Top of EXERCISE MATERIALS
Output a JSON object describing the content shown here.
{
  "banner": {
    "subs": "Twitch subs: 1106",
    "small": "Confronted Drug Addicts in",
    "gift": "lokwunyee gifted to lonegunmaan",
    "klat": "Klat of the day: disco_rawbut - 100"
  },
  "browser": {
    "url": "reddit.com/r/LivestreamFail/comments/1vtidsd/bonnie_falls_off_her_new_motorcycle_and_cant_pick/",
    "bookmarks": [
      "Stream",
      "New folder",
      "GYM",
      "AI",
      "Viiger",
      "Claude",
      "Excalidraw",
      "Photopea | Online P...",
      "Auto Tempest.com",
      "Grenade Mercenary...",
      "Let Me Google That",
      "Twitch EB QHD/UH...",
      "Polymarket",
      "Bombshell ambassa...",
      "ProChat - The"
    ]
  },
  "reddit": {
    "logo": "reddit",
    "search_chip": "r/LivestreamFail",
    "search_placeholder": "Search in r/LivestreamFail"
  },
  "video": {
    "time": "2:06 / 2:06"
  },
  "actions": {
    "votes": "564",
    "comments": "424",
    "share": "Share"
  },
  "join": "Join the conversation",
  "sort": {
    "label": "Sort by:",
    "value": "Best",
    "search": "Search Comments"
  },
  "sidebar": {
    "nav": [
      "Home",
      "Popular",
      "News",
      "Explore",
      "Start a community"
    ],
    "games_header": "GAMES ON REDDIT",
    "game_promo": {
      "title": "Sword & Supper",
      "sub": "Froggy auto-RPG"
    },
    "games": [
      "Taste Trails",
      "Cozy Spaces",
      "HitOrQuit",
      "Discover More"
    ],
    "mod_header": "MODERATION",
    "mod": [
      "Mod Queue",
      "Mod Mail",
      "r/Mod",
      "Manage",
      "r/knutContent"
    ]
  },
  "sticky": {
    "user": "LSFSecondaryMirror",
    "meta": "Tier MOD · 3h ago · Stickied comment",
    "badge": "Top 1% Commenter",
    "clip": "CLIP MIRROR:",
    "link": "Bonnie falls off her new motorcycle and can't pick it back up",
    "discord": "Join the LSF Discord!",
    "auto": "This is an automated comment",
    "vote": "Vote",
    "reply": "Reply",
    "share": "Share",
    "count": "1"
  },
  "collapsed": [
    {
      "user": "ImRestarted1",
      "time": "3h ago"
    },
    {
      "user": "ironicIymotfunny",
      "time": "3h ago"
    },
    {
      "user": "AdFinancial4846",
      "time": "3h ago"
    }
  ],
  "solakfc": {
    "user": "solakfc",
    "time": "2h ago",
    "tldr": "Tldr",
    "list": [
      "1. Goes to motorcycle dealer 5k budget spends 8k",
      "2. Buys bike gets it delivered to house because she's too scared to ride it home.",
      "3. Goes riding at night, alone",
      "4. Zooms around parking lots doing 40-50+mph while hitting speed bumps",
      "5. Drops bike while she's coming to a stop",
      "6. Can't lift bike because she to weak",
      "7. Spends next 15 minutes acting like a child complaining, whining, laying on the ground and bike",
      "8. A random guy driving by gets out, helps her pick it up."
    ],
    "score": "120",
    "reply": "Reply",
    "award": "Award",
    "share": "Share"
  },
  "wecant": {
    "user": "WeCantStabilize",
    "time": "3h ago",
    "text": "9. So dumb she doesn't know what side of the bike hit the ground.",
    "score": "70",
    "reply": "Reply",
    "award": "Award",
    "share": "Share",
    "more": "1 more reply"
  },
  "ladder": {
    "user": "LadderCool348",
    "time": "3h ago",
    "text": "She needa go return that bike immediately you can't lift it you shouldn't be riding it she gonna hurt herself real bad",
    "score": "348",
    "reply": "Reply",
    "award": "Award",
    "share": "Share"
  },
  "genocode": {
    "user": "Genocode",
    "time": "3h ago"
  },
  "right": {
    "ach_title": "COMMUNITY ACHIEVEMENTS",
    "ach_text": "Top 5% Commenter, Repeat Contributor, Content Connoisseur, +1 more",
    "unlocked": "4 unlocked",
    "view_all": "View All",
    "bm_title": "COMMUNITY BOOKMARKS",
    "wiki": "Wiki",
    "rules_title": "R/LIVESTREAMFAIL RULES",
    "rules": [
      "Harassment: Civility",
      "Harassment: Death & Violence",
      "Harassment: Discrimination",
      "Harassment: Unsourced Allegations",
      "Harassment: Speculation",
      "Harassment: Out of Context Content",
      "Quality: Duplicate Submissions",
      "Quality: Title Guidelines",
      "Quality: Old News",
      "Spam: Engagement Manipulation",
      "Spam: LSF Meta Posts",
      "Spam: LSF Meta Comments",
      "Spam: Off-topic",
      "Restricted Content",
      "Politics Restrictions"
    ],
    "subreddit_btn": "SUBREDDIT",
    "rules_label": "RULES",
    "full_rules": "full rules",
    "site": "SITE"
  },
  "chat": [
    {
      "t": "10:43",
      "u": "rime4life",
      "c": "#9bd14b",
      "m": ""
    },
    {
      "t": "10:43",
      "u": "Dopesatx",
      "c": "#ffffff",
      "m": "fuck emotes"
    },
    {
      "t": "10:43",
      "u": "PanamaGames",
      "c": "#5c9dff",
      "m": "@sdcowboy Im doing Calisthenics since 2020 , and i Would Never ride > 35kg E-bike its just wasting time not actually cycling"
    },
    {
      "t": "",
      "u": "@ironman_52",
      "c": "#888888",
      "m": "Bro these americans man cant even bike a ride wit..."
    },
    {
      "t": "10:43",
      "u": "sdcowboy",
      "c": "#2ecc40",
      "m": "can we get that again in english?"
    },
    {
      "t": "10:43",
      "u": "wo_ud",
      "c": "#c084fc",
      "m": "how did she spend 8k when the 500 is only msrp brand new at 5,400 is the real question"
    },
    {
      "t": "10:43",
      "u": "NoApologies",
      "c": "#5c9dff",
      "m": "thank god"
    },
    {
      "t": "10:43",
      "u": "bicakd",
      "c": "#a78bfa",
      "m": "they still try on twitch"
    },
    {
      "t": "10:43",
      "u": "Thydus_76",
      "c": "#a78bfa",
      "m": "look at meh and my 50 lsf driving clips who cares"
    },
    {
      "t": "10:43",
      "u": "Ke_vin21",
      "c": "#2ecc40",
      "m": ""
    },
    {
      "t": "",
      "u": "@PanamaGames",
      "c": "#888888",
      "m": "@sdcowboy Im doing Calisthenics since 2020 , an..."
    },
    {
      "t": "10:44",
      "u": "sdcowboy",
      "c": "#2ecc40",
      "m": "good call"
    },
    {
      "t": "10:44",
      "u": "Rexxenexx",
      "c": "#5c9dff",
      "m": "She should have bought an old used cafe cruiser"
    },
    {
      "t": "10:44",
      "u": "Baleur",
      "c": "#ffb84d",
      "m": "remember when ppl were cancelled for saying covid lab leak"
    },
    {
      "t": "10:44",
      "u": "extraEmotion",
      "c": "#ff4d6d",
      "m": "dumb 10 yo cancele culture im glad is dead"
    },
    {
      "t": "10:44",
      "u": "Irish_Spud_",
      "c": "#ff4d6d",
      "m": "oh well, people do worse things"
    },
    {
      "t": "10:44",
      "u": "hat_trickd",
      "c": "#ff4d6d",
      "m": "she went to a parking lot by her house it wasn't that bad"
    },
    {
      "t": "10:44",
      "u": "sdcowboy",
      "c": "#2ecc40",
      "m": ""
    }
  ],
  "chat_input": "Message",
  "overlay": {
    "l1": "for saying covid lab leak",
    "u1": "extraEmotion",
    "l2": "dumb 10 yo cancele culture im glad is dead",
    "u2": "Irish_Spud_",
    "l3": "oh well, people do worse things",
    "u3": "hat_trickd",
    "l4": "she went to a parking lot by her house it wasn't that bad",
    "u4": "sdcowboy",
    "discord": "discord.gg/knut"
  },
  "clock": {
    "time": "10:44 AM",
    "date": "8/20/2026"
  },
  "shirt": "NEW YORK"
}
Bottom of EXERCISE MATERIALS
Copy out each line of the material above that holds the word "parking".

      "4. Zooms around parking lots doing 40-50+mph while hitting speed bumps",
      "m": "she went to a parking lot by her house it wasn't that bad"
    "l4": "she went to a parking lot by her house it wasn't that bad",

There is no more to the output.